In the records below, find every line that contains "caret" and list it.

Data to process section start

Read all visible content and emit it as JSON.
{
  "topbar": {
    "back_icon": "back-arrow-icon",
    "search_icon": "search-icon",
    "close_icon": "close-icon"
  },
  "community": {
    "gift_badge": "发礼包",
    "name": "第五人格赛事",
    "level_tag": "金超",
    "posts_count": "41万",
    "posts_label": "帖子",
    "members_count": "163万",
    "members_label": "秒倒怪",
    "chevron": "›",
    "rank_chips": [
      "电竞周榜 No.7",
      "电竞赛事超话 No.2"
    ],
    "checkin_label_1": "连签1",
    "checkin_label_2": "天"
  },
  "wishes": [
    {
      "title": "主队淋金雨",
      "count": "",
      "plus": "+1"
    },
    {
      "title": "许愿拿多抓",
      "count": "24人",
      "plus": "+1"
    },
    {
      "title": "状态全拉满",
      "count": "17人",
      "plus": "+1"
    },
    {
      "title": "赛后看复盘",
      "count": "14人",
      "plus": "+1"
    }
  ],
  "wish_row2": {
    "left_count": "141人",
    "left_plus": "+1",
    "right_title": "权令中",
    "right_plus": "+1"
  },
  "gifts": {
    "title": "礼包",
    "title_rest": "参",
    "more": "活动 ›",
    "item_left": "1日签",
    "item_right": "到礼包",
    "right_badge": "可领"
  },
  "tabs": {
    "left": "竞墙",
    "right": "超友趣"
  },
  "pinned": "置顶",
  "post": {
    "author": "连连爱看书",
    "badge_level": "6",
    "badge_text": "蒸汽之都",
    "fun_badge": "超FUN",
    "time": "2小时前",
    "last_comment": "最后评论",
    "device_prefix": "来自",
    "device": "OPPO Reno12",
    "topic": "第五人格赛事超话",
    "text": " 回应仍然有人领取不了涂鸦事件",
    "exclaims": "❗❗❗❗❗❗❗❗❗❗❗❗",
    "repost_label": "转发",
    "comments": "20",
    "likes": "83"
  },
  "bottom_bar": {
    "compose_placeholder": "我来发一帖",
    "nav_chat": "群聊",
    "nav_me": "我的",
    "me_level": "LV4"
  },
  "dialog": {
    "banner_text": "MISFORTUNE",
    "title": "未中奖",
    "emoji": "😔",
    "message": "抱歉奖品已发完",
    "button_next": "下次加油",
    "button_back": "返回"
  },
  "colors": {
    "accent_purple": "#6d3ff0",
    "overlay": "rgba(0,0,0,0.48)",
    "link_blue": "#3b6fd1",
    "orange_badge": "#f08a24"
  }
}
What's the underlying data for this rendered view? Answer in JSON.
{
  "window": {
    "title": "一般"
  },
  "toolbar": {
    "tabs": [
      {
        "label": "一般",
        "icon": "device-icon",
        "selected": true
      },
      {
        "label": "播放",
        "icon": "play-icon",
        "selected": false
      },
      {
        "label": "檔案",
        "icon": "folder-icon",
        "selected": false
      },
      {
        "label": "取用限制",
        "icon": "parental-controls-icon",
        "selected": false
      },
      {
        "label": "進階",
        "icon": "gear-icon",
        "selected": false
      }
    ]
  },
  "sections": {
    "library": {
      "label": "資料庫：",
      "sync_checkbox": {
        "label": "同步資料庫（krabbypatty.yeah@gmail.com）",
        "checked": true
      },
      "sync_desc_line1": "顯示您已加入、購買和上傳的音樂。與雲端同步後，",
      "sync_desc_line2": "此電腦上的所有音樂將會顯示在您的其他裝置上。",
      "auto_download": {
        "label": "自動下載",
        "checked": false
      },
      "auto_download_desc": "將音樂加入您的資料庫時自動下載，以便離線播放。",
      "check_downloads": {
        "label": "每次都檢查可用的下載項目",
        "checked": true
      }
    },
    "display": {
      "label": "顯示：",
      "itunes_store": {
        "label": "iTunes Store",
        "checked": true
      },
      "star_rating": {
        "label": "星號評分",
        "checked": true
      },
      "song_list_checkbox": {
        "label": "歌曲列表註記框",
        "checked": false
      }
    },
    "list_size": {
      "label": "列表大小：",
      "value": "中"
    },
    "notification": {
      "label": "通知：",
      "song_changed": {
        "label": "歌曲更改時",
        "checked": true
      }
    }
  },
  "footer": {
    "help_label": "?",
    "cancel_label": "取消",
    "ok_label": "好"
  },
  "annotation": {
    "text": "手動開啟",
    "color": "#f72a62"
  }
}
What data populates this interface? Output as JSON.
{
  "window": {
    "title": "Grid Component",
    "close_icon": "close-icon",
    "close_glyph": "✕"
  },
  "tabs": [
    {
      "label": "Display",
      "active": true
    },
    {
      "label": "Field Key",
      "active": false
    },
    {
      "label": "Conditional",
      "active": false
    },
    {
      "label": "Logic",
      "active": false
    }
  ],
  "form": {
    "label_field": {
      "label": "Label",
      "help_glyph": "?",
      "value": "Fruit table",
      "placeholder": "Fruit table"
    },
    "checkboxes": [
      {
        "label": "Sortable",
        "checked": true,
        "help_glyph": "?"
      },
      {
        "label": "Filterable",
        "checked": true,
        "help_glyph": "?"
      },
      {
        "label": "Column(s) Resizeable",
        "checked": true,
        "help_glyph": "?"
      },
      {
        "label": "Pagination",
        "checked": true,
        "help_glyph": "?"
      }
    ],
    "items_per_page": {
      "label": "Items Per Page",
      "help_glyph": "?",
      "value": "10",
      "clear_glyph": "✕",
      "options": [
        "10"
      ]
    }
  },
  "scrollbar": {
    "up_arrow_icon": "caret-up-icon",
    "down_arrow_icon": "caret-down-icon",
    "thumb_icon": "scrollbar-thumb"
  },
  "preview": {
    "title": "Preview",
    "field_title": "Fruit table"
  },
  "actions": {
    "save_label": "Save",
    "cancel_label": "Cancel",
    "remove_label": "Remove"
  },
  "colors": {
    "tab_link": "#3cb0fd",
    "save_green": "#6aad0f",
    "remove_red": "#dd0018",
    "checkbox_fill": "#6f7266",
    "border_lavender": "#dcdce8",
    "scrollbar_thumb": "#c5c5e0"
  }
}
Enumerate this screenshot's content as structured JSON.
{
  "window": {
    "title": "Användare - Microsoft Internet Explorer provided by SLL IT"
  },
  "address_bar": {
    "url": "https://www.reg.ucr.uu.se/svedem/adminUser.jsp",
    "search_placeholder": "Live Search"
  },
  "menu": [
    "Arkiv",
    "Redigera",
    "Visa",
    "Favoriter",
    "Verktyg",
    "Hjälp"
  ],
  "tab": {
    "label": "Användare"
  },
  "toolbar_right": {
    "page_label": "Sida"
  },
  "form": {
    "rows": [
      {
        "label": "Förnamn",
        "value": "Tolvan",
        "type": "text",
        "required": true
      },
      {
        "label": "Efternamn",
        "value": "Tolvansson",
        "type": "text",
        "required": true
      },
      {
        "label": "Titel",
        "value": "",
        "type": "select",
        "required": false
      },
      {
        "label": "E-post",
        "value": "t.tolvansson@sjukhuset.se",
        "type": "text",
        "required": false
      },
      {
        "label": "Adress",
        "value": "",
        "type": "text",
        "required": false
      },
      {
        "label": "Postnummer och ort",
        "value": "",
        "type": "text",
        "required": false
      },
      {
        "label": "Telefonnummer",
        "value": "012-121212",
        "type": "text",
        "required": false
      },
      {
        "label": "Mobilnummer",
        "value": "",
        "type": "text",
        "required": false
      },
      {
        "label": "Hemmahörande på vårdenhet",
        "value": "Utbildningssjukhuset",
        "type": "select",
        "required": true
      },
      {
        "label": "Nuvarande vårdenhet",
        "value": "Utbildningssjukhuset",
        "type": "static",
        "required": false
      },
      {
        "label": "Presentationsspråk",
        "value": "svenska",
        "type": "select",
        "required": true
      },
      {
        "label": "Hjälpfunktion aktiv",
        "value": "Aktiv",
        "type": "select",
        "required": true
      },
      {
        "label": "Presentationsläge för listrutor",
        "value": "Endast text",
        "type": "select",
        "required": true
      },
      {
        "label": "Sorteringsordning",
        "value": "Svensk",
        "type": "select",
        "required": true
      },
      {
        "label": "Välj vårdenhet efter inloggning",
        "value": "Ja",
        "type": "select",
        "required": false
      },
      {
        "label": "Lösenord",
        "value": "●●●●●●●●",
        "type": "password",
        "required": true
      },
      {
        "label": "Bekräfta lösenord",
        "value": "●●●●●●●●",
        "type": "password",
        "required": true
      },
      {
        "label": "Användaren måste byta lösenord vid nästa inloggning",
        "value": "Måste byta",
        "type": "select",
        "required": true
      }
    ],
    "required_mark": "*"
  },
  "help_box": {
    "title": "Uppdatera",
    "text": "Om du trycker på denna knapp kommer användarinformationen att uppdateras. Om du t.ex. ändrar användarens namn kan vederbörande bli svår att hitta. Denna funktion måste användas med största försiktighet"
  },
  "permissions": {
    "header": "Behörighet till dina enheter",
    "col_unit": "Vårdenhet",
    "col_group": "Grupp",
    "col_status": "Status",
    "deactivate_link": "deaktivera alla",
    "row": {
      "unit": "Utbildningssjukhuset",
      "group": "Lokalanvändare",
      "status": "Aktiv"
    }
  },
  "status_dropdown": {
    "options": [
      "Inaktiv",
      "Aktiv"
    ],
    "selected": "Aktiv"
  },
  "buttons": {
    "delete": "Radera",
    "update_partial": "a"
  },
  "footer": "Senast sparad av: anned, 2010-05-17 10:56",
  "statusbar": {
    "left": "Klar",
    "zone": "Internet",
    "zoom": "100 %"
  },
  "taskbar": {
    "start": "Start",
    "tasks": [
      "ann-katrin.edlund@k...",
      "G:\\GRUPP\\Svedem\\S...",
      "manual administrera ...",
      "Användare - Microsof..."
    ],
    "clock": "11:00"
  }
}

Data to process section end

▸ **Answer to this problem**
    "up_arrow_icon": "caret-up-icon",
    "down_arrow_icon": "caret-down-icon",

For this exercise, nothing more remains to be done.